** EXERCISE INSTRUCTIONS **
Only the lines from the one containing "What's the underlying" through the end of the entries should be returned, exactly as they are, with the pictures omitted.

◆ ◆ ◆ ◆ ◆

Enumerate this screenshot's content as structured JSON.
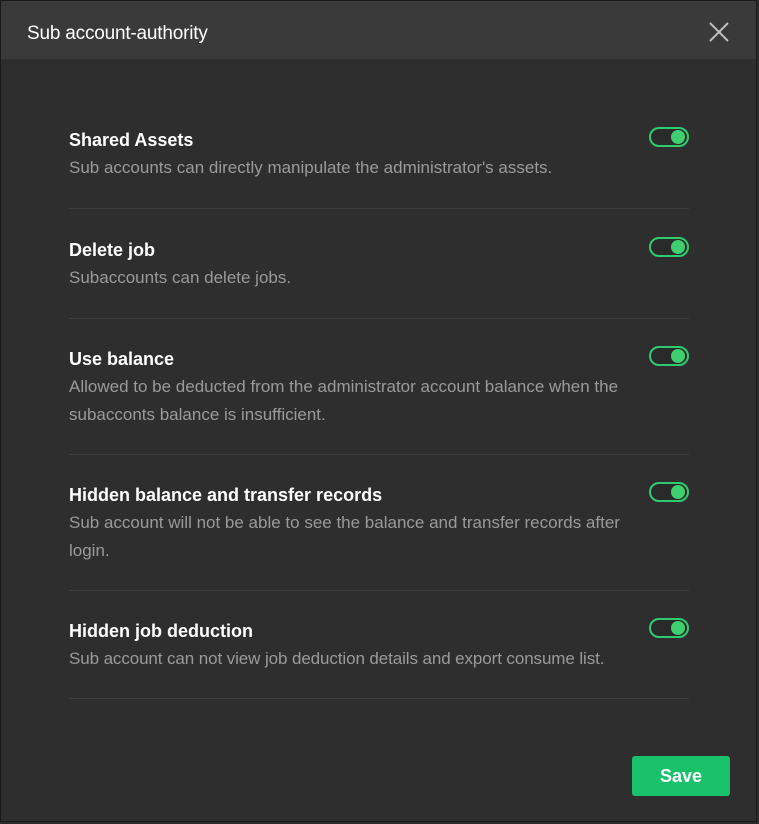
{
  "dialog": {
    "title": "Sub account-authority",
    "close_icon": "close-icon"
  },
  "settings": [
    {
      "title": "Shared Assets",
      "description": "Sub accounts can directly manipulate the administrator's assets.",
      "enabled": true
    },
    {
      "title": "Delete job",
      "description": "Subaccounts can delete jobs.",
      "enabled": true
    },
    {
      "title": "Use balance",
      "description": "Allowed to be deducted from the administrator account balance when the subacconts balance is insufficient.",
      "enabled": true
    },
    {
      "title": "Hidden balance and transfer records",
      "description": "Sub account will not be able to see the balance and transfer records after login.",
      "enabled": true
    },
    {
      "title": "Hidden job deduction",
      "description": "Sub account can not view job deduction details and export consume list.",
      "enabled": true
    }
  ],
  "footer": {
    "save_label": "Save"
  },
  "colors": {
    "accent": "#19c16b",
    "toggle_on": "#3ecf6f",
    "background": "#2e2e2e",
    "header": "#3a3a3a",
    "description_text": "#9a9a9a"
  }
}
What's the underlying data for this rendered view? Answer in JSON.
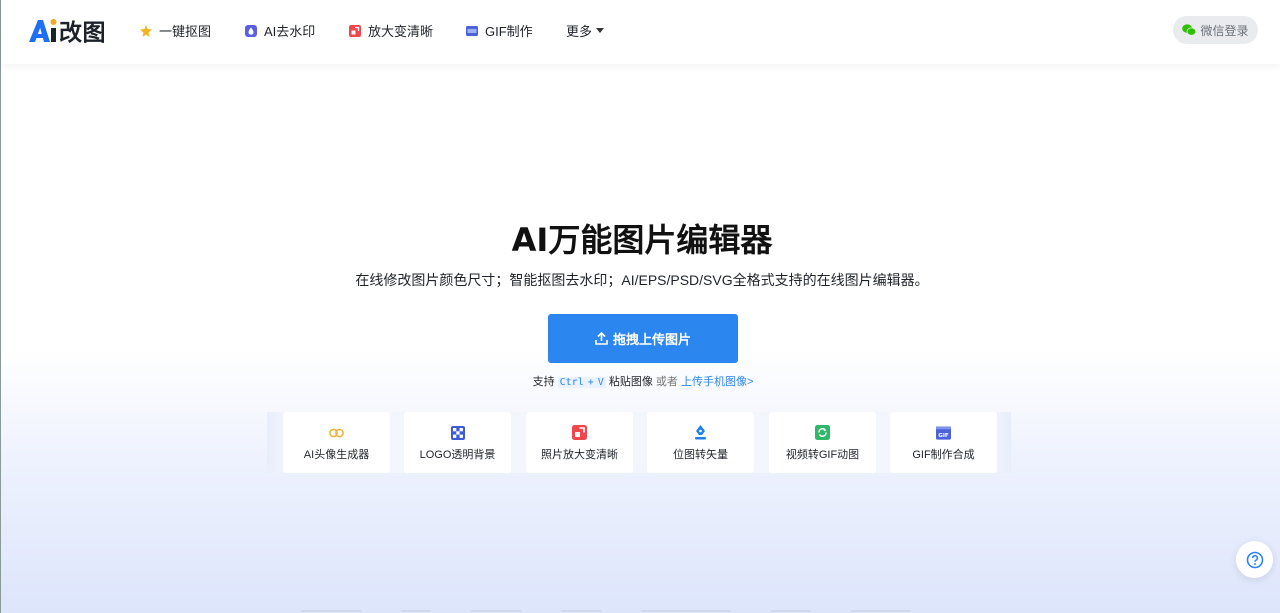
{
  "brand": {
    "logo_text": "改图",
    "accent": "#2b86f0"
  },
  "nav": {
    "items": [
      {
        "label": "一键抠图",
        "icon": "cutout-star-icon"
      },
      {
        "label": "AI去水印",
        "icon": "water-drop-icon"
      },
      {
        "label": "放大变清晰",
        "icon": "enlarge-icon"
      },
      {
        "label": "GIF制作",
        "icon": "gif-icon"
      },
      {
        "label": "更多",
        "icon": "chevron-down-icon"
      }
    ],
    "login_label": "微信登录"
  },
  "hero": {
    "title": "AI万能图片编辑器",
    "subtitle": "在线修改图片颜色尺寸；智能抠图去水印；AI/EPS/PSD/SVG全格式支持的在线图片编辑器。",
    "upload_label": "拖拽上传图片",
    "paste_prefix": "支持",
    "key_ctrl": "Ctrl",
    "key_plus": "+",
    "key_v": "V",
    "paste_suffix": "粘贴图像",
    "or_text": "或者",
    "mobile_link": "上传手机图像>"
  },
  "tools": [
    {
      "label": "AI头像生成器",
      "icon": "ai-avatar-icon"
    },
    {
      "label": "LOGO透明背景",
      "icon": "checkerboard-icon"
    },
    {
      "label": "照片放大变清晰",
      "icon": "enlarge-icon"
    },
    {
      "label": "位图转矢量",
      "icon": "pen-nib-icon"
    },
    {
      "label": "视频转GIF动图",
      "icon": "video-refresh-icon"
    },
    {
      "label": "GIF制作合成",
      "icon": "gif-icon"
    }
  ]
}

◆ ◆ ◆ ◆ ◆

** ANSWER TO THIS PROBLEM **
What's the underlying data for this rendered view? Answer in JSON.
{
  "brand": {
    "logo_text": "改图",
    "accent": "#2b86f0"
  },
  "nav": {
    "items": [
      {
        "label": "一键抠图",
        "icon": "cutout-star-icon"
      },
      {
        "label": "AI去水印",
        "icon": "water-drop-icon"
      },
      {
        "label": "放大变清晰",
        "icon": "enlarge-icon"
      },
      {
        "label": "GIF制作",
        "icon": "gif-icon"
      },
      {
        "label": "更多",
        "icon": "chevron-down-icon"
      }
    ],
    "login_label": "微信登录"
  },
  "hero": {
    "title": "AI万能图片编辑器",
    "subtitle": "在线修改图片颜色尺寸；智能抠图去水印；AI/EPS/PSD/SVG全格式支持的在线图片编辑器。",
    "upload_label": "拖拽上传图片",
    "paste_prefix": "支持",
    "key_ctrl": "Ctrl",
    "key_plus": "+",
    "key_v": "V",
    "paste_suffix": "粘贴图像",
    "or_text": "或者",
    "mobile_link": "上传手机图像>"
  },
  "tools": [
    {
      "label": "AI头像生成器",
      "icon": "ai-avatar-icon"
    },
    {
      "label": "LOGO透明背景",
      "icon": "checkerboard-icon"
    },
    {
      "label": "照片放大变清晰",
      "icon": "enlarge-icon"
    },
    {
      "label": "位图转矢量",
      "icon": "pen-nib-icon"
    },
    {
      "label": "视频转GIF动图",
      "icon": "video-refresh-icon"
    },
    {
      "label": "GIF制作合成",
      "icon": "gif-icon"
    }
  ]
}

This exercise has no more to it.